Are you catching the hint? The correct way to answer "Why should I hire you?" is to discuss why you are qualified, not to talk about what you want.
The second problem with this answer is that you’re going to sound like every other coach, consultant, or small business owner out there. You’re not going to stand out – not even just a little. And since I know you don’t want that, let’s move on to how you should answer this question.
To create a memorable and convincing answer, you need to think through what outcome the client is looking for based on your conversation so far.
Does the client want to streamline their bookkeeping so that when tax time rolls around, it’s not the usual nightmare? Then you should talk about how many clients you’ve worked within the past who’ve had the same problem and describe how after just two fiscal quarters with you, you streamlined their processes, and they were all set for end-of-year reporting and tax filing.

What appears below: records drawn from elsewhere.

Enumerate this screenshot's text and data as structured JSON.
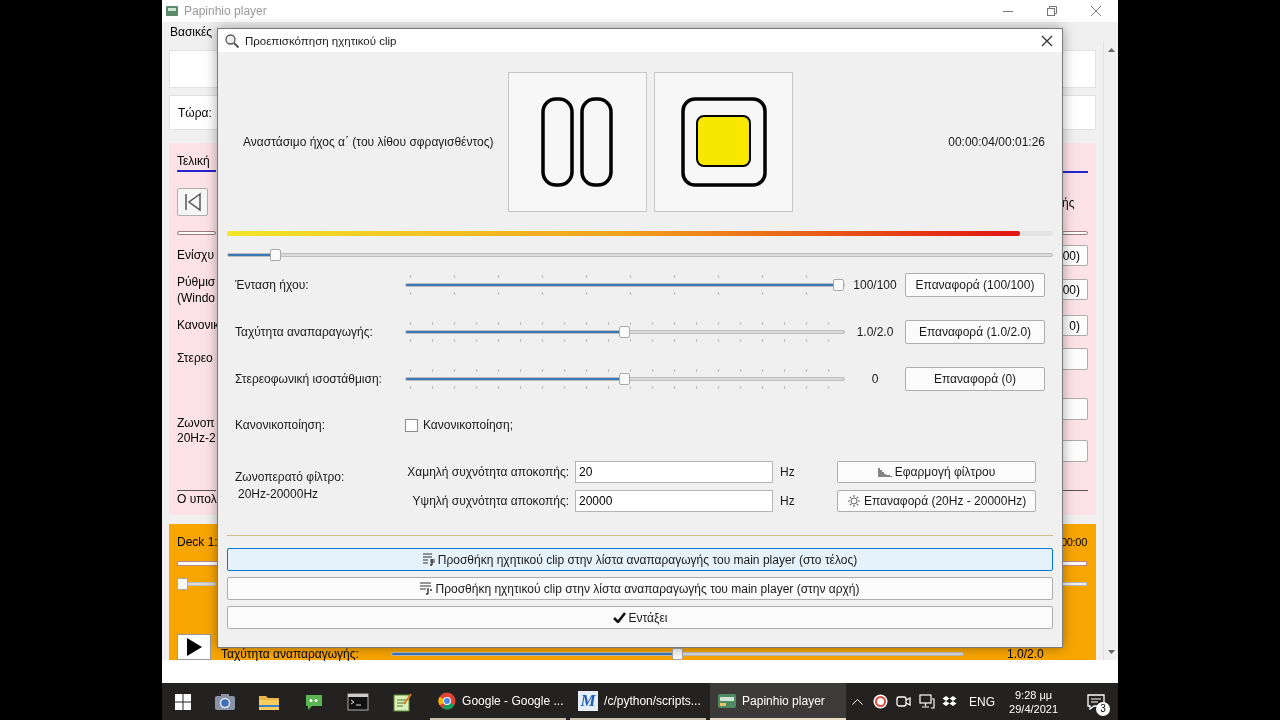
{
  "main_window": {
    "title": "Papinhio player",
    "menu": [
      "Βασικές"
    ],
    "now_label": "Τώρα:",
    "tab": "Τελική",
    "left_labels": [
      "Ενίσχυ",
      "Ρύθμισ",
      "(Windo",
      "Κανονικ",
      "Στερεο",
      "Ζωνοπ",
      "20Hz-2"
    ],
    "footer_text": "Ο υπολ",
    "right_text": "ής",
    "right_buttons": [
      "00)",
      "00)",
      "0)"
    ],
    "deck": {
      "title": "Deck 1:",
      "time": "00:00",
      "position": {
        "level": 0
      },
      "speed": {
        "label": "Ταχύτητα αναπαραγωγής:",
        "level": 0.5,
        "reading": "1.0/2.0"
      }
    }
  },
  "dialog": {
    "title": "Προεπισκόπηση ηχητικού clip",
    "clip_name": "Αναστάσιμο ήχος α΄ (του λίθου σφραγισθέντος)",
    "time": "00:00:04/00:01:26",
    "peak_meter": {
      "level": 0.96
    },
    "position": {
      "level": 0.053
    },
    "sliders": [
      {
        "label": "Ένταση ήχου:",
        "level": 1.0,
        "reading": "100/100",
        "reset": "Επαναφορά (100/100)"
      },
      {
        "label": "Ταχύτητα αναπαραγωγής:",
        "level": 0.5,
        "reading": "1.0/2.0",
        "reset": "Επαναφορά (1.0/2.0)"
      },
      {
        "label": "Στερεοφωνική ισοστάθμιση:",
        "level": 0.5,
        "reading": "0",
        "reset": "Επαναφορά (0)"
      }
    ],
    "normalization": {
      "label": "Κανονικοποίηση:",
      "checkbox_label": "Κανονικοποίηση;",
      "checked": false
    },
    "filter": {
      "label": "Ζωνοπερατό φίλτρο:",
      "range": "20Hz-20000Hz",
      "fields": [
        {
          "label": "Χαμηλή συχνότητα αποκοπής:",
          "value": "20",
          "unit": "Hz"
        },
        {
          "label": "Υψηλή συχνότητα αποκοπής:",
          "value": "20000",
          "unit": "Hz"
        }
      ],
      "apply": "Εφαρμογή φίλτρου",
      "reset": "Επαναφορά (20Hz - 20000Hz)"
    },
    "actions": [
      {
        "label": "Προσθήκη ηχητικού clip στην λίστα αναπαραγωγής του main player (στο τέλος)",
        "hovered": true
      },
      {
        "label": "Προσθήκη ηχητικού clip στην λίστα αναπαραγωγής του main player (στην αρχή)",
        "hovered": false
      }
    ],
    "ok": "Εντάξει"
  },
  "taskbar": {
    "apps": [
      {
        "kind": "browser",
        "label": "Google - Google ...",
        "selected": false
      },
      {
        "kind": "editor",
        "logo_text": "M",
        "label": "/c/python/scripts...",
        "selected": false
      },
      {
        "kind": "player",
        "label": "Papinhio player",
        "selected": true
      }
    ],
    "language": "ENG",
    "time": "9:28 μμ",
    "date": "29/4/2021",
    "notification_count": "3"
  }
}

Maybe the client has a child who’s struggling in school due to ADHD, and they’re desperately looking for help and don’t know where to turn. Then you talk about parents who you’ve helped in the past, the transformation that child experienced as a student, and how you can help their child to be successful too.
So, take a few moments and think about what the client wants. Not what they need – someone to work with and tutor their child – what they want – a child who’s happy and successful in school. There are probably two or three primary outcomes the client is focused on.
Now, think about your background and experience and how they qualify you to help this particular client. Write down the two to three outcomes that are most important to the client.
Next, think about how to describe what you’ve done and how to connect it to the client’s expectations directly.
Sometimes it’s obvious: I have over ten years of experience working with clients who were overwhelmed and frustrated trying to keep track of and report their financials. With each client, I implemented an easy 5-point system that takes less than 15 minutes a week so that at the end of the year, they can press a few buttons and have their end-of-year reporting and tax filing information pulled together in less than 30 minutes.
Sometimes you have to connect the dots for them: I have over ten years’ experience working in corporate America reporting quarterly as well as end-of-year financials. While I was there, I created an easy 5-point system that we followed to generate end-of-year reporting and tax filing. I’ve adapted and streamlined that process and now have five small business clients who love how it works for them.
Now, I know what you’re thinking. “This is hard!” No, it’s actually amazingly easy. If it feels hard, you’re probably overthinking your answer.
The answer really is just a list of things that you’ve done that are similar to what the client needs you to do. That’s it!
And here’s the best part: if you’re giving a list of things that you’ve actually done, that’s not bragging. Bragging happens when you add adjectives to the list of your accomplishments. Instead of just stating, “I’ll implement an easy 5-point system that takes less than 15 minutes a week…” you say something like, “I have the fastest, most efficient bookkeeping program in the industry…”.
If you just give a list – without adjectives – you’re stating facts. You are summarizing ways in which your product or services have helped other clients. You’re not comparing yourself to others or doing a hard sell of your professional accomplishments.
You won’t feel awkward and don’t have to worry about sounding overconfident. You’re saying what you did, that’s all. You feel comfortable just giving a factual summary of what you’ve done, right?
So now, you’re all set with a great answer that you can deliver with confidence to the question, “Why should I hire you?” After you’ve delivered your answer, smile, maintain eye contact, and wait for them to continue the conversation. No need to say more. No need to push. Because you just delivered a killer answer to the question most coaches, consultants and small business owners fear the most.
Well done, you!